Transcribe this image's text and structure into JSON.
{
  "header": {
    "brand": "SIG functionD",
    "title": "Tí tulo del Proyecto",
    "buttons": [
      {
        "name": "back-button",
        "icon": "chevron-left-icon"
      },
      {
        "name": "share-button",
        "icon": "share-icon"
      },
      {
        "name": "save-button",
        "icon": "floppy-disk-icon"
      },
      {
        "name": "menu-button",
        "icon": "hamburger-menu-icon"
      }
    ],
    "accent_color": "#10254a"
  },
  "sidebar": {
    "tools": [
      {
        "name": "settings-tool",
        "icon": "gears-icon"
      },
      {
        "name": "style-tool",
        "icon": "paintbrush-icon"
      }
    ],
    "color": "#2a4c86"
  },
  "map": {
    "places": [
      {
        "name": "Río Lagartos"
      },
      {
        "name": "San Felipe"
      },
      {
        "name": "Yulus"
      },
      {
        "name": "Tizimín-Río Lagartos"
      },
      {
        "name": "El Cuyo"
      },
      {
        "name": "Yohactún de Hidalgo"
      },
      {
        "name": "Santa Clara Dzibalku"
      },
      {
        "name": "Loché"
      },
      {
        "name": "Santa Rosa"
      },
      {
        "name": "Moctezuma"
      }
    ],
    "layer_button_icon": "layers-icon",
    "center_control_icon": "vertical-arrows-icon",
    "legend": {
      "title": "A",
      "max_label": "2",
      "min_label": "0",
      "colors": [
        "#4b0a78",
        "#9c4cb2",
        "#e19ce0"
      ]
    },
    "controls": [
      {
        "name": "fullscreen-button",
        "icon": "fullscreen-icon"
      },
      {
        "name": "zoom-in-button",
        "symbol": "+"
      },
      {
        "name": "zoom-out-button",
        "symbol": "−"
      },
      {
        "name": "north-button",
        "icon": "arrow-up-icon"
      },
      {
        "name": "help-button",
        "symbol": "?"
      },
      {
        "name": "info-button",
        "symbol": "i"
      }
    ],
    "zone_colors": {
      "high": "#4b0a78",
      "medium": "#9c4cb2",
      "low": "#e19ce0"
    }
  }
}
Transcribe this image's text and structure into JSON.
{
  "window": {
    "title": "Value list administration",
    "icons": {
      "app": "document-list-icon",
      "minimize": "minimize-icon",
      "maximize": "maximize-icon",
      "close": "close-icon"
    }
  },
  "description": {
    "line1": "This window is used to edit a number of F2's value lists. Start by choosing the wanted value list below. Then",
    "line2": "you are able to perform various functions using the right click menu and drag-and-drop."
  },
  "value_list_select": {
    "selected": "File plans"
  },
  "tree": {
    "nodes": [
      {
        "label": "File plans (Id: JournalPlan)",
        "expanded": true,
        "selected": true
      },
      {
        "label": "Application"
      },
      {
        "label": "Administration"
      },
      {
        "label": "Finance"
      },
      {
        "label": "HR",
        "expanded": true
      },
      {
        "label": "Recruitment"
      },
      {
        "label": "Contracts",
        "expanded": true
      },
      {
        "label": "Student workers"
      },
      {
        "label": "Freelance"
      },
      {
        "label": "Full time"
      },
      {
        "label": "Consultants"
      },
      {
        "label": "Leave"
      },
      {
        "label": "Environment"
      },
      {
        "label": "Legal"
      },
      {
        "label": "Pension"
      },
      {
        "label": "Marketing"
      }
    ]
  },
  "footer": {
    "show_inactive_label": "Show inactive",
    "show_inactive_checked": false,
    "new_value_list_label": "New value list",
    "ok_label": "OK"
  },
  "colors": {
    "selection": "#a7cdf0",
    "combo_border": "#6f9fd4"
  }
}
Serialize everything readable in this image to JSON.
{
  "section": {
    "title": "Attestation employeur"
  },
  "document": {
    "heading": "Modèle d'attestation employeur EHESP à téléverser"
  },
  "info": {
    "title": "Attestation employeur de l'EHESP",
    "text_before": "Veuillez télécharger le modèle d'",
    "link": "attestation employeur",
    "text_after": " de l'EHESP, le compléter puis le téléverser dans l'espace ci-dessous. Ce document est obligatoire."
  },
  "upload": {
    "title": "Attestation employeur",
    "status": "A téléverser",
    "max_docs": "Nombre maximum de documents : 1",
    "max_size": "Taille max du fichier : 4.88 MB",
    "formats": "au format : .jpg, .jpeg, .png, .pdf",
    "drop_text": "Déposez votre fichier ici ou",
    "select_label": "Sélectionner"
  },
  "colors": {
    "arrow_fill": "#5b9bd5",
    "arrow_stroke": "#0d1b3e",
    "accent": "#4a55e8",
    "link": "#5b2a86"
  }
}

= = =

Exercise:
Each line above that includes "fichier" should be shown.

Written answer:
    "max_size": "Taille max du fichier : 4.88 MB",
    "drop_text": "Déposez votre fichier ici ou",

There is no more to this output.